In other words, what if something like Ingress and 311 worked together? The idea of adding playful and hip to earnest and helpful seems like a potentially winning civic combination that could make people look at their cities in new ways.
More than 15 million people around the globe have already downloaded Ingress, which uses a smartphone’s GPS tracking and camera to assist players in opening and claiming “portals” — any interesting place in their city, as long as it is accessible by foot — for their team. The idea is that a mysterious alien energy force, the Shapers, is coming into the world through these portals; you can play for the “Enlightened,” who “embrace the power this energy may bestow upon us,” or the “Resistance,” who want to stop it.
Along the way, though, if you’re at all serious you’ll have to walk dozens of miles to get to many portals — you physically have to be within 90 feet of a portal in order to interact with it. (There are a zillion YouTube videos about Ingress; here’s one in which a user patiently walks through the process with his bored son and not-so-bored dog along for the experience.
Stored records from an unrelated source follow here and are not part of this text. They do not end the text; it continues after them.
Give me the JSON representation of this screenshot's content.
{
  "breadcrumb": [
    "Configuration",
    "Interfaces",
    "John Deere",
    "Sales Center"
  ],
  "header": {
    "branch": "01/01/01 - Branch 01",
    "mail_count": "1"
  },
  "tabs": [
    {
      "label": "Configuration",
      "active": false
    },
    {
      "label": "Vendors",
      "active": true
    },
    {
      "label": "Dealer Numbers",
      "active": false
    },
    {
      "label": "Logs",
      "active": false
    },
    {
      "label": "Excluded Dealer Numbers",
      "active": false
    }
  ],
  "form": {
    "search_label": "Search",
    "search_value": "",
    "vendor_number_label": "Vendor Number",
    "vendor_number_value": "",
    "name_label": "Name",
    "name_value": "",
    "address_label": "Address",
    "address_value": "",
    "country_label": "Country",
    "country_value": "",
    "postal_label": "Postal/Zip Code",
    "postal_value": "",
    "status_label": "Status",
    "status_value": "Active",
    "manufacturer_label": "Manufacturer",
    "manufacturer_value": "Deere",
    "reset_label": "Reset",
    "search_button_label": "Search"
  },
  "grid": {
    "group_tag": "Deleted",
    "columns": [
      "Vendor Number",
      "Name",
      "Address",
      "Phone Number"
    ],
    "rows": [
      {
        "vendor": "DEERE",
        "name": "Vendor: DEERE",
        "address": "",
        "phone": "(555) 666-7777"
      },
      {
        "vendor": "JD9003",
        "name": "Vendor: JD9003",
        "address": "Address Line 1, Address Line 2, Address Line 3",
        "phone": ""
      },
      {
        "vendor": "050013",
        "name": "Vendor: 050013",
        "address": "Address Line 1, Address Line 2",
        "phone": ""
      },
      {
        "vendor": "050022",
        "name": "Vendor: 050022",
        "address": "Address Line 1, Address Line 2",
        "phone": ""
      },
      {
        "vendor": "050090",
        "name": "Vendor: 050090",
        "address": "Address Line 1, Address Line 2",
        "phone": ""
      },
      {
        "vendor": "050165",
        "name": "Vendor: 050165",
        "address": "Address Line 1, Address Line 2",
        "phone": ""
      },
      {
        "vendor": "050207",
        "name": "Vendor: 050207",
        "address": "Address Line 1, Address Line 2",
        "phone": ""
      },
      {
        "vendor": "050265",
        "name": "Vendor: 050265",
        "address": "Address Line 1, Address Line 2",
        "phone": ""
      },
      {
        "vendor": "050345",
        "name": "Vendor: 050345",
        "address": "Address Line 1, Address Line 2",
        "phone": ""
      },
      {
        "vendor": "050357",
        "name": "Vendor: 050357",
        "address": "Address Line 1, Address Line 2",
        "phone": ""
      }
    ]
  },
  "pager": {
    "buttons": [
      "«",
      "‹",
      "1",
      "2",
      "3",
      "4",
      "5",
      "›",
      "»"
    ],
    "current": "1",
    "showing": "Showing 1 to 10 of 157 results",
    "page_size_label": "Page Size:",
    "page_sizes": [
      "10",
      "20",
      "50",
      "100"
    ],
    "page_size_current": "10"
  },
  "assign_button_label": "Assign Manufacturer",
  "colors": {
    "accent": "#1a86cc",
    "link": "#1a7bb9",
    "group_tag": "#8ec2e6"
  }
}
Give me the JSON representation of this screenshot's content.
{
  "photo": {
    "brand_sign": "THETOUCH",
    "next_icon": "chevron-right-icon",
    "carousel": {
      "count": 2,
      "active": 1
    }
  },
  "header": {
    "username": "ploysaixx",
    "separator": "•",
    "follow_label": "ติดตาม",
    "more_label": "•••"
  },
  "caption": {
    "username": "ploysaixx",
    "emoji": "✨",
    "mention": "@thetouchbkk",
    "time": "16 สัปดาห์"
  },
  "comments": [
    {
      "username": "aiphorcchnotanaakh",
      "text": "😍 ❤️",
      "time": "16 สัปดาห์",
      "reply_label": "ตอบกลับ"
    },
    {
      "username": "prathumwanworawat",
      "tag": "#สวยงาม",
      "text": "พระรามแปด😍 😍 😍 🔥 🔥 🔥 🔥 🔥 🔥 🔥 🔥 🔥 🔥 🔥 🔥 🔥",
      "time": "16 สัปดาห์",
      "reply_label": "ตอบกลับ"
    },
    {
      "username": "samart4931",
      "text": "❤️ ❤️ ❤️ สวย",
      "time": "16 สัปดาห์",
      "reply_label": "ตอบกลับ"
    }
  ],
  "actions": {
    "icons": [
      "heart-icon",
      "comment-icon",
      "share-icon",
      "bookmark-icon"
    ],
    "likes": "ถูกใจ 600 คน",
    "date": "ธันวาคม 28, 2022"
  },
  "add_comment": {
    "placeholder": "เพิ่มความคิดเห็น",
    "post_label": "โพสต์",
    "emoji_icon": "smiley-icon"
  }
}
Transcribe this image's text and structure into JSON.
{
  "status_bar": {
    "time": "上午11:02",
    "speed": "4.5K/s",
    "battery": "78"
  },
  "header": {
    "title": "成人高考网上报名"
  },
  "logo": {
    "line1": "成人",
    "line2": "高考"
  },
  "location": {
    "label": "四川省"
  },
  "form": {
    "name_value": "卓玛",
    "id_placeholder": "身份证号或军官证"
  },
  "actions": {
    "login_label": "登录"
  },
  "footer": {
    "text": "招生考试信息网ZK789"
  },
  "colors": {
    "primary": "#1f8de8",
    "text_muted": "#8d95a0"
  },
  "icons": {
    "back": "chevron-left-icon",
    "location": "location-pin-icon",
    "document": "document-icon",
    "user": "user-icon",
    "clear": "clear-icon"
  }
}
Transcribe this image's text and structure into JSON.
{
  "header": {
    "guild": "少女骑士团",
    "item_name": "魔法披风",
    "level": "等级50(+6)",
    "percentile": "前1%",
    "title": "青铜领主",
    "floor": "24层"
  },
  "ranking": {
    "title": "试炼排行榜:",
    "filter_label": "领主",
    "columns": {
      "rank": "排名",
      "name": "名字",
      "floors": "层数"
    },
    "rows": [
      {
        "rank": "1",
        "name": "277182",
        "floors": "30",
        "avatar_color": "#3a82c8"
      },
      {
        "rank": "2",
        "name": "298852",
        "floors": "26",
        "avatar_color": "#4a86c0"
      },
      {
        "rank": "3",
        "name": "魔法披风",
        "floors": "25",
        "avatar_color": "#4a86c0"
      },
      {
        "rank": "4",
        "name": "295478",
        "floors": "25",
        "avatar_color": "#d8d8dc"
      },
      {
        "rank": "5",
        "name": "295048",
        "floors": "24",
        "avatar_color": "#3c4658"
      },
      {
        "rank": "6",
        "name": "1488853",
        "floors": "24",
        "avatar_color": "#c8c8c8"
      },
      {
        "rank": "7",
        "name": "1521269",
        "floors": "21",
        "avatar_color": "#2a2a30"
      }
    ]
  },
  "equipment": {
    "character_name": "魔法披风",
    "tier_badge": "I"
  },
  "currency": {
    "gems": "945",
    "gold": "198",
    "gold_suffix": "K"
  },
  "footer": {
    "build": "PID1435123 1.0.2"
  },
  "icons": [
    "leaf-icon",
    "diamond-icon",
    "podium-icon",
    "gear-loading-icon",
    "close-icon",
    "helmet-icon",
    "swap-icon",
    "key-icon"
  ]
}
A Monterey County Weekly reporter, Kera Abraham, recently engagingly documented her experience leveling-up in Ingress.)
So playing Ingress is a physically-demanding undertaking that gives Google, the host for a startup called Niantic Labs that launched the game, access to (even more) boatloads of data about everything people around the world think is cool in their environments. Millions of people play every day.
When I look at Ingress, I see the next phase of civic interaction — locative back-and-forth. Cities today routinely use the social-network platforms of Web 2.0 (Twitter, Facebook, blogs) as additional channels for communication with constituents, and that conversation is more two-way than it used to be. With fiber and ubiquitous free public WiFi, cities could use augmented reality apps as yet another means of communication: 311 plus all the future flavors of Ingress-like interfaces.
(Without fiber and free WiFi, users will hit data caps from their mobile carriers that will dim their enthusiasm for interaction with truly engaging augmented reality. And there’s certainly going to be itchiness about favoring the Google-supported Ingress as a channel, so 311 data should be open and fed to anyone who promises to send data back to the city. A good early example of this practice: Los Angeles shares data about its construction zones with Waze, also part of Google, in exchange for Waze’s real-time data about traffic patterns and driver experiences.)
Adding a locative element can enhance the civic experience in countless ways, bounded only by imagination. Are you in love with a particular statue in a park or a street crossing? (This is not nuts. In Melbourne, people who love their trees wrote appreciative notes to them when each tree was given an email address.) Use augmented reality to see it reimagined as a living, speaking being, telling you a story about the city. And talk back, complaining about the trash at the statue’s foot or suggesting that the park around that statue be reprogrammed to better serve the neighborhood. Build your own visualization for the next user to see.
Look, making things fun is part of civic purpose. Art and music often come first in the process of revitalizing a dead downtown or cheering up a public space. Mayors want people to think “My city is really cool,” because those people will stay. And that has to be good — people with deepened ties to their cities are more likely to support the bold initiatives that will be needed for metros to thrive in an era of economic dislocation, global warming and ever-narrowing resources.
Augmented reality is going to happen anyway. As long as people are running around celebrating the awesome places in their cities with apps, cities themselves should make clear that they had a lot to do with generating that awesomeness — and that they’re here (really “here”) to stay.
No Bobby Chombo required.